The Seventh Circuit's decision in Seafarers raises significant questions about the enforceability of Delaware forum selection by-laws that would completely foreclose plaintiffs' ability to bring derivative claims under Section 14(a). However, questions also still remain about how federal courts are enforcing such by-laws. In April 2021, the Northern District of California, citing to the now reversed Northern District of Illinois decision in Seafarers, enforced a similar forum selection by-law that also had the effect of precluding the plaintiff's Section 14(a) claim (Lee v. Fisher, (N.D.C.A. April 27, 2021). For more information, see Legal Update, US District Court's Enforcement of Delaware Forum Selection By-Law Precludes Section 14(a) Claim. The plaintiff in that case appealed to the Ninth Circuit, but in May 2022, the Ninth Circuit upheld the district court's decision. For more information on the Ninth Circuit's decision, see Legal Update, Ninth Circuit Affirms Enforcement of Forum Selection By-Law that Precludes Section 14(a) Claim.
While the issue of forum selection by-laws that bar plaintiffs from bringing federal securities laws claims is likely to be litigated further, particularly since there is now a split between the Seventh and the Ninth Circuits regarding the Exchange Act's anti-waiver provision, companies should consider these decisions when drafting forum selection clauses for their certificates of incorporation or by-laws, and monitor future developments.

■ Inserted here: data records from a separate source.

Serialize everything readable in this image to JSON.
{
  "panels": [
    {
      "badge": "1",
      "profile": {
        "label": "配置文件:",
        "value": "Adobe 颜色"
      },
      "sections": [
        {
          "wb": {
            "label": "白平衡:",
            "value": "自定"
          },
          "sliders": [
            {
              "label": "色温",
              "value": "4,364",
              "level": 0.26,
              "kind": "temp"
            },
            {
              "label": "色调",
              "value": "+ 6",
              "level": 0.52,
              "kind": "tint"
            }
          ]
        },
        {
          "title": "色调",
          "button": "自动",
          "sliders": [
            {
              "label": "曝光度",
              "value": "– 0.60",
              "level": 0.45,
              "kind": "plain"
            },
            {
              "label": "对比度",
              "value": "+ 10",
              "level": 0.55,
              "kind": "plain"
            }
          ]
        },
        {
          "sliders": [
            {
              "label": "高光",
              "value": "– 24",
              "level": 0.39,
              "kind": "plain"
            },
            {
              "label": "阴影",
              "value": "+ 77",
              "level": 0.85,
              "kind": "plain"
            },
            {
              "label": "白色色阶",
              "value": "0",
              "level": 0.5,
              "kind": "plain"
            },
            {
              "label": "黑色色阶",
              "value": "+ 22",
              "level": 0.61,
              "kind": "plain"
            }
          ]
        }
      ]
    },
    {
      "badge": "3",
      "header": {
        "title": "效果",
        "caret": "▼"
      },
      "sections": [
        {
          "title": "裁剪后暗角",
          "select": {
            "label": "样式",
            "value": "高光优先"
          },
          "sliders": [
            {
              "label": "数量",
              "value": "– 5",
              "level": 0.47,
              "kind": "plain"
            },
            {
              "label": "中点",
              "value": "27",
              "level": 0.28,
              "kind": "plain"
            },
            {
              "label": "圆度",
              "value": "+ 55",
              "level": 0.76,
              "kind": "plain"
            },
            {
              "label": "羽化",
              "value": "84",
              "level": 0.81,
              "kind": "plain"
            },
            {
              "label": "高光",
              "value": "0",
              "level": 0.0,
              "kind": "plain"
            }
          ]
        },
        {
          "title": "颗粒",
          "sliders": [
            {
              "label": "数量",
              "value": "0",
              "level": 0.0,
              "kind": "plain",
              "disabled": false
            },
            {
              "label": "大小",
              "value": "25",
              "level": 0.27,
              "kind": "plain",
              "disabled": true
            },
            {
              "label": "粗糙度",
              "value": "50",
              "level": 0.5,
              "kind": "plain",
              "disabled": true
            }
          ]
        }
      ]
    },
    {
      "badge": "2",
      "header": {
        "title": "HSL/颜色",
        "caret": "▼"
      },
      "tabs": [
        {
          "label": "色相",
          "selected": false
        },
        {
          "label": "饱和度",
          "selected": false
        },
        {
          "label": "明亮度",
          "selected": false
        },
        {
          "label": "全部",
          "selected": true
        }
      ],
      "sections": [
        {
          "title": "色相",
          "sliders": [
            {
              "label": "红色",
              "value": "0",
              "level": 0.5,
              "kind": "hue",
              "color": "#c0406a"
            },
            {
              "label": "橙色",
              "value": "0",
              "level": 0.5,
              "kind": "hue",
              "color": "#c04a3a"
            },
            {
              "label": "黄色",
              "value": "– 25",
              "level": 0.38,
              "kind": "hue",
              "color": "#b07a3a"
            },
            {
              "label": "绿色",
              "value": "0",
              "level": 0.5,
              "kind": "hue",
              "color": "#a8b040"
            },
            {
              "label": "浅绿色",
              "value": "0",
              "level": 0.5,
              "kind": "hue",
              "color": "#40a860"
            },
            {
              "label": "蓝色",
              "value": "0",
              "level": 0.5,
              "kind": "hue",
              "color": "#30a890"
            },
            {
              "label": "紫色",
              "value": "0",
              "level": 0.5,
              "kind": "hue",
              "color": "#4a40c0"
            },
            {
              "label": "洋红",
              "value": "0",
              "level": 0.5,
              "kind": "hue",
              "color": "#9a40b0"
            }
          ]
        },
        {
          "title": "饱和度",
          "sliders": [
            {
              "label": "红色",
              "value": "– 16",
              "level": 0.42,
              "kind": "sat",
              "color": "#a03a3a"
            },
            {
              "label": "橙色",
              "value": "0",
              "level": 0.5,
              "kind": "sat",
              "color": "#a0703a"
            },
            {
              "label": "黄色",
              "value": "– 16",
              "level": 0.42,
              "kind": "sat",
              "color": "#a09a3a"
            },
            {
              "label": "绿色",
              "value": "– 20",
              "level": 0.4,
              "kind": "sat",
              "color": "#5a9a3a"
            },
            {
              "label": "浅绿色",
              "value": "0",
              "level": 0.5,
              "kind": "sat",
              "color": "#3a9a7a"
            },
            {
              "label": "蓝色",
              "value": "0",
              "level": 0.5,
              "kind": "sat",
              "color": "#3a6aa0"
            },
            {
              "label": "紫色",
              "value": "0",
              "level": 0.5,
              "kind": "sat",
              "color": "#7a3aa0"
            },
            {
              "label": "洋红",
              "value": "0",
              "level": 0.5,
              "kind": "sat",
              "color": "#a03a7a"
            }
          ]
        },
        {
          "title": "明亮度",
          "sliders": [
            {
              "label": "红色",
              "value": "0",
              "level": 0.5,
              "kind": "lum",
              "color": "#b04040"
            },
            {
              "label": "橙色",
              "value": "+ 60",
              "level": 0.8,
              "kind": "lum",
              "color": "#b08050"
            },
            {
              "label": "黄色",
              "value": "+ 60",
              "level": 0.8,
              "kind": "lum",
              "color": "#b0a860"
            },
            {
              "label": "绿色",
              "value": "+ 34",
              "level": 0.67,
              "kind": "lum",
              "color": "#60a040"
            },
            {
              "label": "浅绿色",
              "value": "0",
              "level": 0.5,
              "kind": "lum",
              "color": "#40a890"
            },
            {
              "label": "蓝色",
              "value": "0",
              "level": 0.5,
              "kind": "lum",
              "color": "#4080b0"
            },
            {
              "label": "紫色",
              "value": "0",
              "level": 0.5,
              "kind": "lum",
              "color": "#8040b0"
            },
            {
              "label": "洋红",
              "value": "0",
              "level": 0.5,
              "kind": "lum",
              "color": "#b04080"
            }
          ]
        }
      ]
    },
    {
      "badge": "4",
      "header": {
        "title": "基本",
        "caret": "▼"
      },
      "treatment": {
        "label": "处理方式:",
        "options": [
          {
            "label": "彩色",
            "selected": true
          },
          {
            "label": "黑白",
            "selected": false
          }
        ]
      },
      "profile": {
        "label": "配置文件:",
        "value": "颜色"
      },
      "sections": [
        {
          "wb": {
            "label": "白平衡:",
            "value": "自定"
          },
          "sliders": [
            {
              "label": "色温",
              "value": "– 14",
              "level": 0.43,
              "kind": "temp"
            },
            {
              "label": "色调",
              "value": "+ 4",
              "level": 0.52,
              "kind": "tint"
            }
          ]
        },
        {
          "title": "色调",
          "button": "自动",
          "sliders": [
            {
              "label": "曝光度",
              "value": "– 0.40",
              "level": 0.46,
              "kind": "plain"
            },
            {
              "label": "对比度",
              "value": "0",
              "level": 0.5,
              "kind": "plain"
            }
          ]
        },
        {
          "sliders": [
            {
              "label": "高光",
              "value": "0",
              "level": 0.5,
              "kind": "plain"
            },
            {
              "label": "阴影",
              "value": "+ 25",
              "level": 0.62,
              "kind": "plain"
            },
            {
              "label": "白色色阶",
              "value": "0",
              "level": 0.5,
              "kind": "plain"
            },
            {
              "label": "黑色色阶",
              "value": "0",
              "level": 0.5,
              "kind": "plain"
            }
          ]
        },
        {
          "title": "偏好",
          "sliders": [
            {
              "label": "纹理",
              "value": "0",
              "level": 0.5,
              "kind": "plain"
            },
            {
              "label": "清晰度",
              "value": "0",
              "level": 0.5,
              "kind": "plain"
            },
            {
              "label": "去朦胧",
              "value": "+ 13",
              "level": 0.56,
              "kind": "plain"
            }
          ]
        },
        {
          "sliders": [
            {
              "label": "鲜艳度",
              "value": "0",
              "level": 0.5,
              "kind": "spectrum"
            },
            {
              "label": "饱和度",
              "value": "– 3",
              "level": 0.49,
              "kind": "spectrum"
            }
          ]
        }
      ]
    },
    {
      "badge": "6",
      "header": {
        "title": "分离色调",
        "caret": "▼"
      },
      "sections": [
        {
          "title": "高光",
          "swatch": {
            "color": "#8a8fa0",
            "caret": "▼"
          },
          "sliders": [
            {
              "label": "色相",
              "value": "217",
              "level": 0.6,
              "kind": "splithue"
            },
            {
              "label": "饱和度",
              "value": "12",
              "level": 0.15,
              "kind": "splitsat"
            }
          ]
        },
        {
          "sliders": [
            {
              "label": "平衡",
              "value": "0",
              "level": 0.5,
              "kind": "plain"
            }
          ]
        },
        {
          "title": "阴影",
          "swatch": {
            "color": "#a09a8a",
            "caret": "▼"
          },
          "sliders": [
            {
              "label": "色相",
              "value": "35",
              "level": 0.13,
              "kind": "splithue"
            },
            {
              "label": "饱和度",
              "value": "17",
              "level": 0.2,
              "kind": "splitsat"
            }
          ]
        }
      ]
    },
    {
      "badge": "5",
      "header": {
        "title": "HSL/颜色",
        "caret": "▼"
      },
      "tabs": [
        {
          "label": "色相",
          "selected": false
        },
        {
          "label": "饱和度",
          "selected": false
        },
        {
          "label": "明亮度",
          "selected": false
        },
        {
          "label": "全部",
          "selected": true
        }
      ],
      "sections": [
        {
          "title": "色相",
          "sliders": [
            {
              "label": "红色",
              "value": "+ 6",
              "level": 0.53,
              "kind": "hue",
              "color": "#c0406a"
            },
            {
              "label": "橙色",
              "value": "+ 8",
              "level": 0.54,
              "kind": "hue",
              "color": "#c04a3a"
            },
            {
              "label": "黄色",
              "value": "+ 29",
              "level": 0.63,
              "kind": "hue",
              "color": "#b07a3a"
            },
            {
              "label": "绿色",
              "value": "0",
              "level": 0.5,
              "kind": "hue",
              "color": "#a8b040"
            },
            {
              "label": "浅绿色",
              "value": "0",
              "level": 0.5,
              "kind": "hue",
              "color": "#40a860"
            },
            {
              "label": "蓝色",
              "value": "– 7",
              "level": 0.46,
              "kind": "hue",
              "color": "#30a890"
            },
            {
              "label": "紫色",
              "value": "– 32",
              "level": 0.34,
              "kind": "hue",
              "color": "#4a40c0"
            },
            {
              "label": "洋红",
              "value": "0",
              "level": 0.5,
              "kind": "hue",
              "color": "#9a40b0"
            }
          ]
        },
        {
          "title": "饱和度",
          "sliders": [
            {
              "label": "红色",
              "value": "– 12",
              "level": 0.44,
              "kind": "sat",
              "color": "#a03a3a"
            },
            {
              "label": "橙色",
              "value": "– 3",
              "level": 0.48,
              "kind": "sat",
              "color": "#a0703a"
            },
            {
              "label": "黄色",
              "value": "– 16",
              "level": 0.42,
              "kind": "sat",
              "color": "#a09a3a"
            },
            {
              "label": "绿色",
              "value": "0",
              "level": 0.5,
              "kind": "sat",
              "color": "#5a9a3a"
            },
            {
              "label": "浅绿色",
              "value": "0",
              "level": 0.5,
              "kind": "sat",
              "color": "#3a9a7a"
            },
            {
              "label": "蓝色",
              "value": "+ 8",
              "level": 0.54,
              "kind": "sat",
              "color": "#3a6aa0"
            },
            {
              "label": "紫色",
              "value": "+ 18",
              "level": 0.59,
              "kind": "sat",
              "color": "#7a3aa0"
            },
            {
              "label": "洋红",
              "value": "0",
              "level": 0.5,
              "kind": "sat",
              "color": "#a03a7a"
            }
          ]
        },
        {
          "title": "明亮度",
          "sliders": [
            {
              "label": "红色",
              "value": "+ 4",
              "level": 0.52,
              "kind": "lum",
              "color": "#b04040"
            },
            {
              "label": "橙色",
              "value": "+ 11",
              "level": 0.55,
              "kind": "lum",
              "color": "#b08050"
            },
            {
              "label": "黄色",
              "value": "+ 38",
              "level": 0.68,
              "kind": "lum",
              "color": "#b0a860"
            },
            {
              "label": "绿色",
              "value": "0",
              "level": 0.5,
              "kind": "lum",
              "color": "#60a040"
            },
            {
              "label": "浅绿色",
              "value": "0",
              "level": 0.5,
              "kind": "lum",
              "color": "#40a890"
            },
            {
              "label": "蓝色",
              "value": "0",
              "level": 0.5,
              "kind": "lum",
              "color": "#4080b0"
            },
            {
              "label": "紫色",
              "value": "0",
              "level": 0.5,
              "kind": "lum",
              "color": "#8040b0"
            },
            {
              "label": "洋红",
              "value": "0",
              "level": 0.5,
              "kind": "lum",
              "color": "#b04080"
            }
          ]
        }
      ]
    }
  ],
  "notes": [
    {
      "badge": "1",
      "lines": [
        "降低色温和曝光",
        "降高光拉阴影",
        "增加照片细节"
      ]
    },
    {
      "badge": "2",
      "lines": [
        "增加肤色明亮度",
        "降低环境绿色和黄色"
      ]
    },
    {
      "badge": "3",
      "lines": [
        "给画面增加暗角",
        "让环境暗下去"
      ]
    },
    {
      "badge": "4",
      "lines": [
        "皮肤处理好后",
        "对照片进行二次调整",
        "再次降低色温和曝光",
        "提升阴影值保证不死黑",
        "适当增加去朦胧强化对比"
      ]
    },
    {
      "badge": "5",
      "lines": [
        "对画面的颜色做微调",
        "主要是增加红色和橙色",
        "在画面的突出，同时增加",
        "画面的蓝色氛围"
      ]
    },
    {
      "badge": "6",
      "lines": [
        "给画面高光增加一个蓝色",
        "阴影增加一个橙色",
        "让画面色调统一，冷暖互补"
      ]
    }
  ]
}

For more information on Section 14(a) claims, see Practice Note, Securities Act and Securities Exchange Act Liability Provisions: Overview: Section 14(a). For a sample Delaware forum selection provision for the certificate of incorporation or by-laws of a Delaware corporation, see Standard Clause, By-Laws or Certificate of Incorporation: Delaware Forum Selection.